Problem to work on: The job is to find each line in the entries holding the string "Most" and copy that line.

Data extracts:
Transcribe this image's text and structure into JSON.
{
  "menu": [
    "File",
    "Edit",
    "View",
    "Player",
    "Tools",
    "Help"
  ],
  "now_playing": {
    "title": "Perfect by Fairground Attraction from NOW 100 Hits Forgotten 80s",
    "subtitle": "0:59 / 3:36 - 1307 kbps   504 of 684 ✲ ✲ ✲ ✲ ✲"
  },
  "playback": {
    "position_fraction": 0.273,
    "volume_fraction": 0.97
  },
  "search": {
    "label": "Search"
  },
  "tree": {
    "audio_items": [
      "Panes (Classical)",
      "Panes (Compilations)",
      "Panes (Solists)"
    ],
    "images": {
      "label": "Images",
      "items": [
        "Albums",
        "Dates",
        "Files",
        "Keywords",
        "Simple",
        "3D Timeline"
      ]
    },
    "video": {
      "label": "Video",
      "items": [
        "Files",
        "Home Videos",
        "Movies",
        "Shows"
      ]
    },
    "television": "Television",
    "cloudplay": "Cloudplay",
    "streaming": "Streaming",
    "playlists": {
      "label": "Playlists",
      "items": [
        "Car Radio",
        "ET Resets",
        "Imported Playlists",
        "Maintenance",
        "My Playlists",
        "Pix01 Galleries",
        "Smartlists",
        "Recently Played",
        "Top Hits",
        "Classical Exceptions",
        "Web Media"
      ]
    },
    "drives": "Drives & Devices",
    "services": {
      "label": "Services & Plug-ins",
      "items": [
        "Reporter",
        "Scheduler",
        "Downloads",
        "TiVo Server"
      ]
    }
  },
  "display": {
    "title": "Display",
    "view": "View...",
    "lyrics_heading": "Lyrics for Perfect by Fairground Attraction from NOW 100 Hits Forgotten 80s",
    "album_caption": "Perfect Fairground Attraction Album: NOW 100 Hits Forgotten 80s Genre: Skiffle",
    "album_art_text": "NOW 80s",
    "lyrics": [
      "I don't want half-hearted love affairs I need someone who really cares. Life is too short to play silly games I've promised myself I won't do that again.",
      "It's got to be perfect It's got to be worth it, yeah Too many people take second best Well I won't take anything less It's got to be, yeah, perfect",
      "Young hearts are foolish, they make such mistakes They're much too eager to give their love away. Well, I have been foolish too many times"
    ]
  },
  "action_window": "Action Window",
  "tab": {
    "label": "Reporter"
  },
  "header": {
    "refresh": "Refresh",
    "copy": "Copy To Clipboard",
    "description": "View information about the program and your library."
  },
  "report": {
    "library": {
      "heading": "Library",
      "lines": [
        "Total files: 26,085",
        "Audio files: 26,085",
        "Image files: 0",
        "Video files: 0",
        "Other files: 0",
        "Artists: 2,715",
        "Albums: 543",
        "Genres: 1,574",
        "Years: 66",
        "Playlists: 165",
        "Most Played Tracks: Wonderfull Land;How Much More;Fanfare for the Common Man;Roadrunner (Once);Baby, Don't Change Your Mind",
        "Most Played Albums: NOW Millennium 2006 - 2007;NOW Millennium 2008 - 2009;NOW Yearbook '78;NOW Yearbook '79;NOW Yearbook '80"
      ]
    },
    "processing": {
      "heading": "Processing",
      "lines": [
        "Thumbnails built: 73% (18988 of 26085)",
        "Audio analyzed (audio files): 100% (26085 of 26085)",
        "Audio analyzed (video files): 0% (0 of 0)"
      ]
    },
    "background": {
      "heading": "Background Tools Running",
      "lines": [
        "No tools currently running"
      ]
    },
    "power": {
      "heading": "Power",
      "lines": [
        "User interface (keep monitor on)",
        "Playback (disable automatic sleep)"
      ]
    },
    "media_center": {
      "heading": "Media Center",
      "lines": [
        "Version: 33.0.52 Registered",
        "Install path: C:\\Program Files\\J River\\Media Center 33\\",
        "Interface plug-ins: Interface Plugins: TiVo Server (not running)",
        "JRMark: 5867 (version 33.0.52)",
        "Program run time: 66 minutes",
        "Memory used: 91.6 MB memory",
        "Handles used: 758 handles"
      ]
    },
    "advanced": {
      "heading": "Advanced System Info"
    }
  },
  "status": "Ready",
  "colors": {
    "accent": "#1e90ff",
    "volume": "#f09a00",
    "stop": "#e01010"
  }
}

Solution to this problem:
        "Most Played Tracks: Wonderfull Land;How Much More;Fanfare for the Common Man;Roadrunner (Once);Baby, Don't Change Your Mind",
        "Most Played Albums: NOW Millennium 2006 - 2007;NOW Millennium 2008 - 2009;NOW Yearbook '78;NOW Yearbook '79;NOW Yearbook '80"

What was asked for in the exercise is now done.